The problem — Among the records below, find each line containing the word "verified" and copy it.

Dataset rows for apps and sites —
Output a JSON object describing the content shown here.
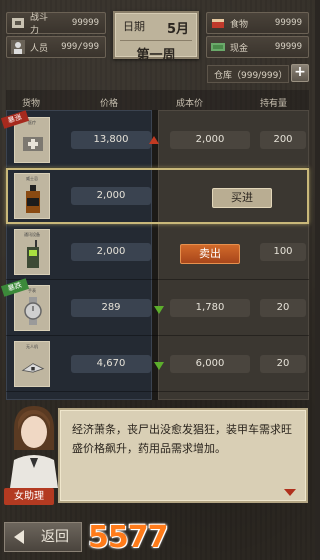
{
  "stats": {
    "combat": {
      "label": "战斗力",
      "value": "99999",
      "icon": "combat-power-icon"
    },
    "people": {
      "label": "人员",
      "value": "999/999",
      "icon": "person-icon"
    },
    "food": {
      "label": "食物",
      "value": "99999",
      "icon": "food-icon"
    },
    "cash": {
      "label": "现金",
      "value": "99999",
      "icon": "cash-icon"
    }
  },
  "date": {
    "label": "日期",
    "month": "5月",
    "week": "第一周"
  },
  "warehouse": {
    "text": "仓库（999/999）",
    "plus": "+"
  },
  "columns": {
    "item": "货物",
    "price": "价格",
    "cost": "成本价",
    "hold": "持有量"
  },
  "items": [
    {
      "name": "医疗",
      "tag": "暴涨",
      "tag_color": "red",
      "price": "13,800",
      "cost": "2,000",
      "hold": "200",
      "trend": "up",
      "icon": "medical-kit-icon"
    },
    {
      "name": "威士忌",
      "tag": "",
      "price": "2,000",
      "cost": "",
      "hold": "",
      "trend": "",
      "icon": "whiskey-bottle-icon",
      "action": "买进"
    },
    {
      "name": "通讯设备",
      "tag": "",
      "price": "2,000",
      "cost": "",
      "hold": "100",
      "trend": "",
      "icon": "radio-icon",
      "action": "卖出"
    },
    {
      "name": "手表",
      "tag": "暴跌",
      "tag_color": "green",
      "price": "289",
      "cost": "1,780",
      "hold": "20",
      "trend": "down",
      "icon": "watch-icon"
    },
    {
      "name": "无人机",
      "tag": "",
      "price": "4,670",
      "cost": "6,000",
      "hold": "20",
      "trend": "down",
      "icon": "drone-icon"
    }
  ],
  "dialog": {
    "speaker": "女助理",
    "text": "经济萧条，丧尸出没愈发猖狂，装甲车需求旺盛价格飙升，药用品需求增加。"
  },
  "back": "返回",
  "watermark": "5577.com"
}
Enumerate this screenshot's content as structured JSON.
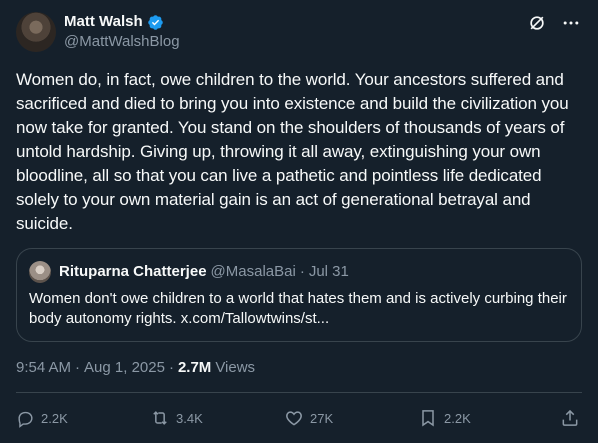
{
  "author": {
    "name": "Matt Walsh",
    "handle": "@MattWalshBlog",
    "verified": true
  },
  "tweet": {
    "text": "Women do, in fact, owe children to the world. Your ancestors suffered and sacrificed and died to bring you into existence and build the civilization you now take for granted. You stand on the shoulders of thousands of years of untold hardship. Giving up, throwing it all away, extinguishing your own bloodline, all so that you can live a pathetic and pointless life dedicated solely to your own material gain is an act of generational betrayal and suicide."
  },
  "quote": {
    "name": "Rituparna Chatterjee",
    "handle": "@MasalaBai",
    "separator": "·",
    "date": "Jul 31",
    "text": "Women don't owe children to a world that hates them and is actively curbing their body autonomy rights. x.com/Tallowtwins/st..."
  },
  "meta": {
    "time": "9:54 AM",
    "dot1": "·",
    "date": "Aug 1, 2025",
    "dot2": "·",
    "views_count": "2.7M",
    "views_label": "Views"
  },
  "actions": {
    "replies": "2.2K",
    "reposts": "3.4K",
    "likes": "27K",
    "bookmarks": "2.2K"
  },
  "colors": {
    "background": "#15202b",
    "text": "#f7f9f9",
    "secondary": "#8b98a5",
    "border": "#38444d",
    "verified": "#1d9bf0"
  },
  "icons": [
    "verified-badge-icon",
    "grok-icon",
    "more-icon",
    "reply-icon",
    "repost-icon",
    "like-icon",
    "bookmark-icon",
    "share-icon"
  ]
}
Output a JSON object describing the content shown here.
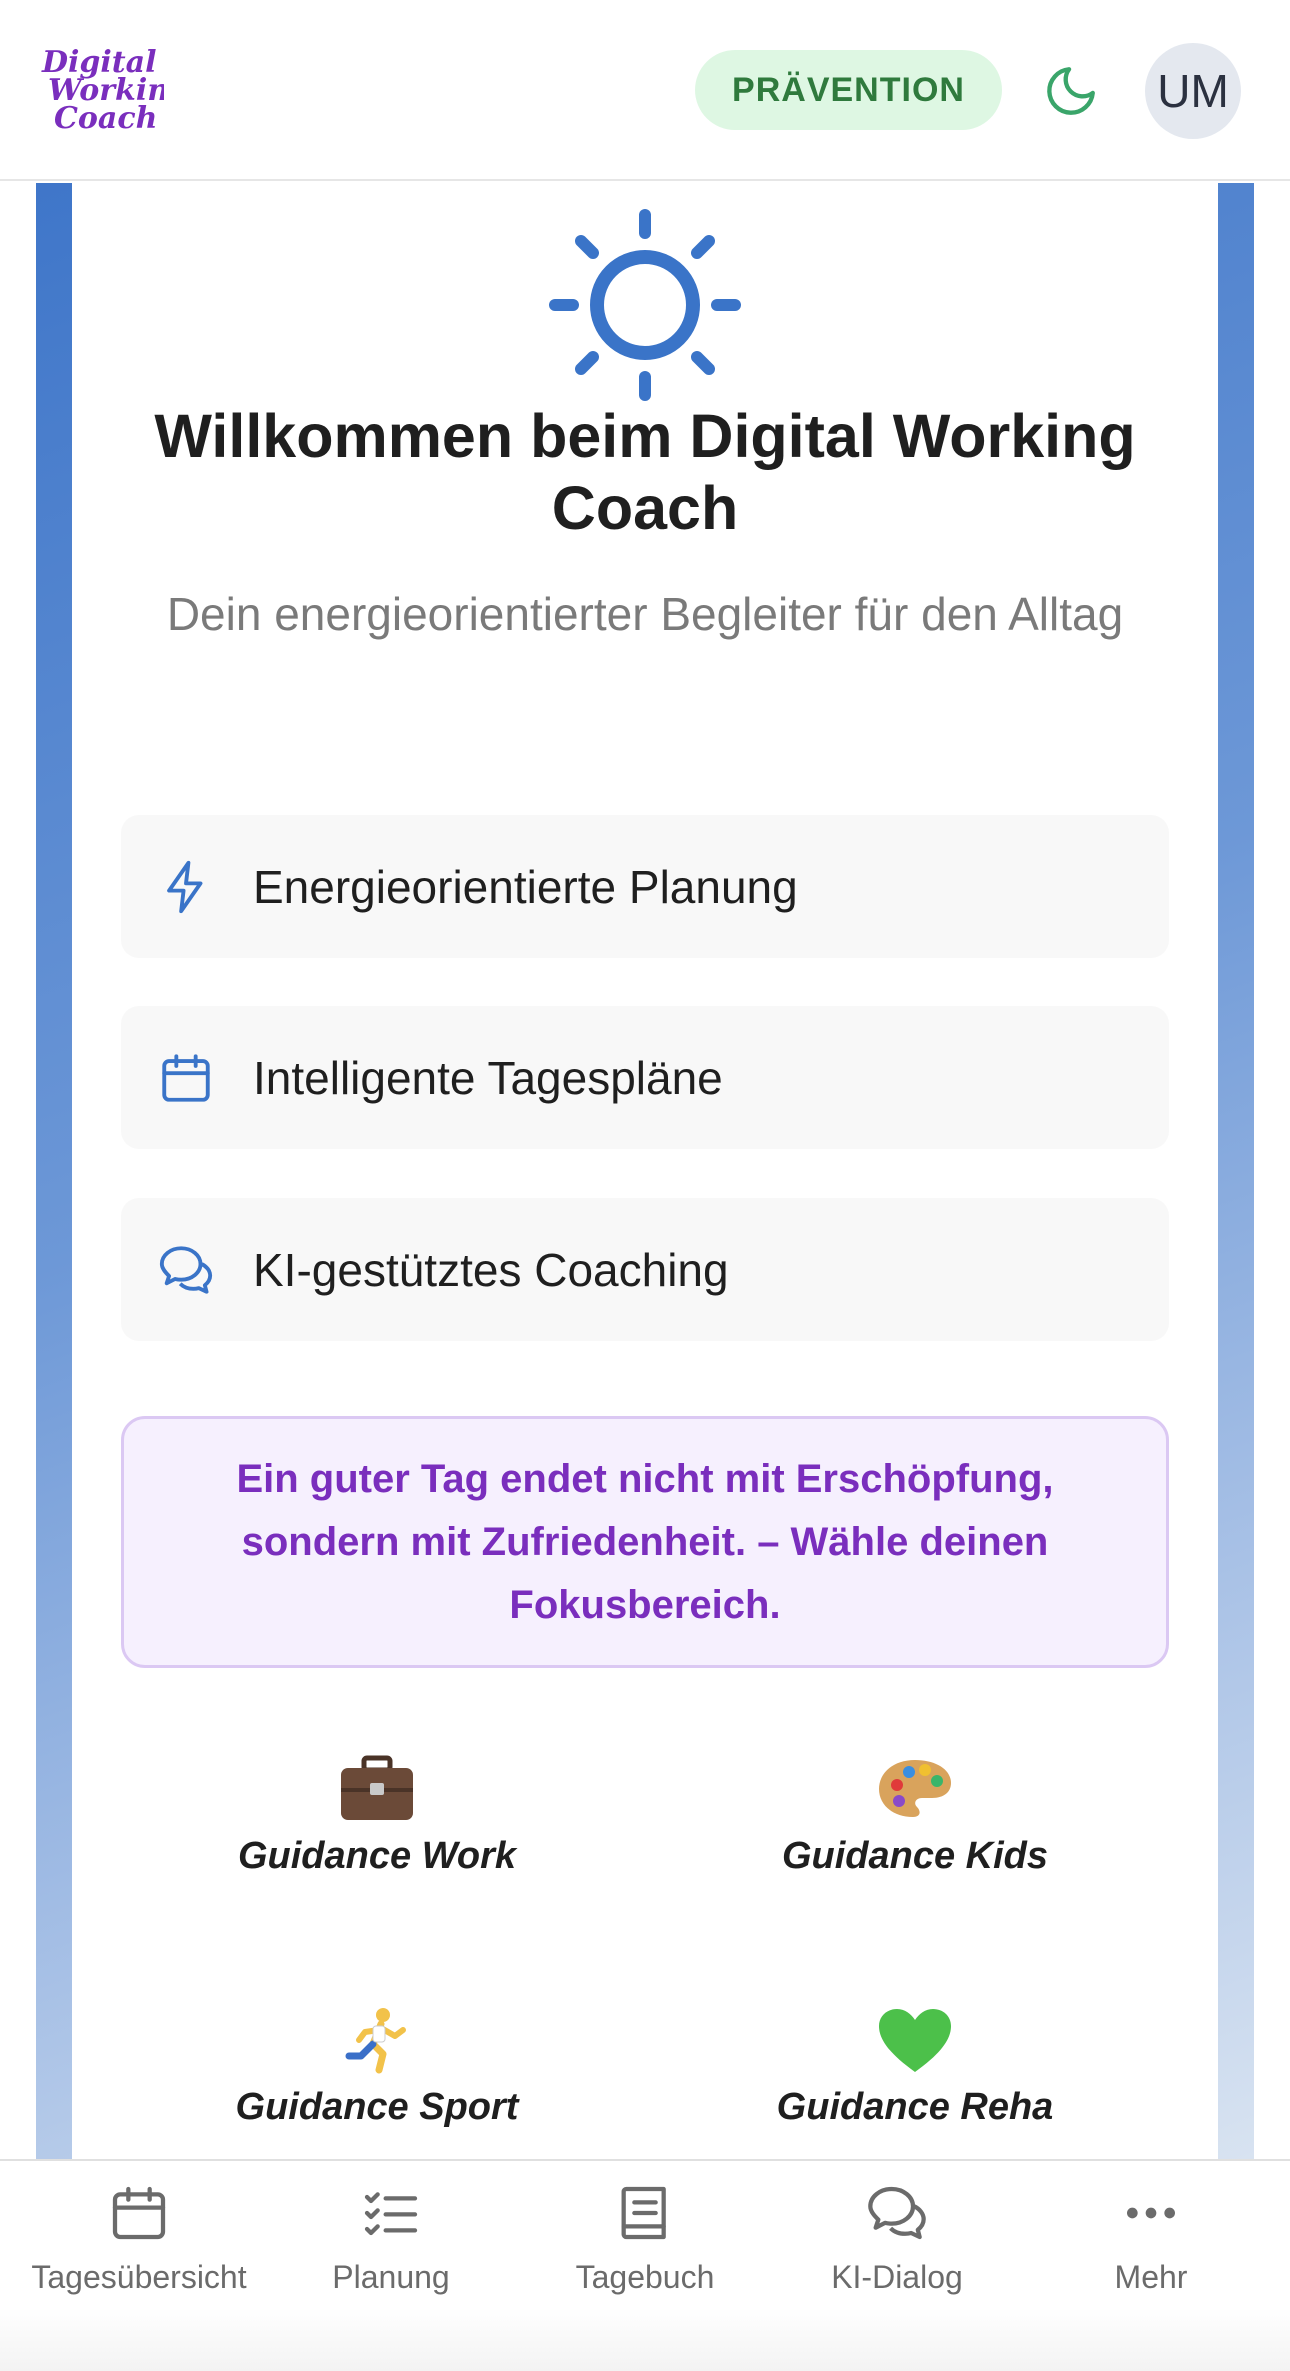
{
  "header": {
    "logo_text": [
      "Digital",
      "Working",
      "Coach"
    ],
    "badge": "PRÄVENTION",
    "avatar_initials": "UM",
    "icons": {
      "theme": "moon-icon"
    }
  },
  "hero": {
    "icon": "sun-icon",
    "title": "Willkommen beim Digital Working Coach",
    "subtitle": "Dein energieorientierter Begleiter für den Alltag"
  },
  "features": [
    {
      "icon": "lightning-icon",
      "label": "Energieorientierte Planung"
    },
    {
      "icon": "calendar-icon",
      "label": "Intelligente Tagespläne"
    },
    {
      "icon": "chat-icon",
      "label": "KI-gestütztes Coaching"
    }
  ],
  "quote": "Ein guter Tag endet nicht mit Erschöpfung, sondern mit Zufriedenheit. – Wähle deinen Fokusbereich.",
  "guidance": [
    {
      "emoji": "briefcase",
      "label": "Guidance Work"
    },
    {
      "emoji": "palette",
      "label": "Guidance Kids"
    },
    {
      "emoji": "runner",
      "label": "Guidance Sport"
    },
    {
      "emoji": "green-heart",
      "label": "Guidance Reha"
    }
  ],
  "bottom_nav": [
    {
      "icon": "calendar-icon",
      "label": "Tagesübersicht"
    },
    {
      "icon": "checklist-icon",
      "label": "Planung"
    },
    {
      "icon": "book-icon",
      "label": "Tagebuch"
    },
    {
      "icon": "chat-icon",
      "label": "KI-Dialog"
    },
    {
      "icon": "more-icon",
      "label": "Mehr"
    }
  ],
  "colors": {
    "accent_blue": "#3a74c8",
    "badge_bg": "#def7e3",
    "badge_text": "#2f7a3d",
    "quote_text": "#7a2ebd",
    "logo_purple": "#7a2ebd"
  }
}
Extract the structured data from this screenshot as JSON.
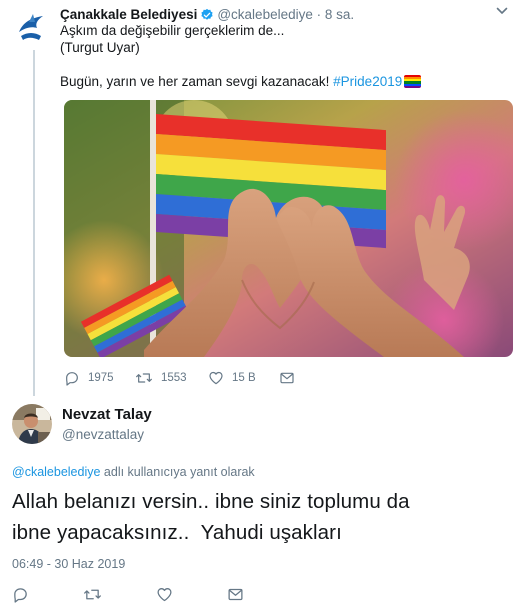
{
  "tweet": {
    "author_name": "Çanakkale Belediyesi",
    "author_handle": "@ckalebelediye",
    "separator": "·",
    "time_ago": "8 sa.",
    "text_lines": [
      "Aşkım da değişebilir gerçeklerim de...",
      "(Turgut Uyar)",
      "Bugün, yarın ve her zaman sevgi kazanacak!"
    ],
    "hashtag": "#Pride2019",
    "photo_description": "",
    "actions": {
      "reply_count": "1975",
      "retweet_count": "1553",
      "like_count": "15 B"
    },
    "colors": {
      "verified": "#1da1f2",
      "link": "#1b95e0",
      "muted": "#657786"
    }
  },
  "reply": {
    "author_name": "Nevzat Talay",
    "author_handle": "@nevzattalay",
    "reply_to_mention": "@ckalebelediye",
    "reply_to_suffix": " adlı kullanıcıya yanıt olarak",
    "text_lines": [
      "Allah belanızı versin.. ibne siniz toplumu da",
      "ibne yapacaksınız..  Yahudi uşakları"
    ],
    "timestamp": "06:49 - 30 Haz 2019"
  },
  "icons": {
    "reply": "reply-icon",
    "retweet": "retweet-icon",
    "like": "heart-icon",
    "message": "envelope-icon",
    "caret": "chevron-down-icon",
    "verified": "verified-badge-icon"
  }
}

Exercise solution —
    "verified": true
    "verified": "#1d9bf0"
    "verified-badge-icon",
      "verified": "#1da1f2",
    "verified": "verified-badge-icon"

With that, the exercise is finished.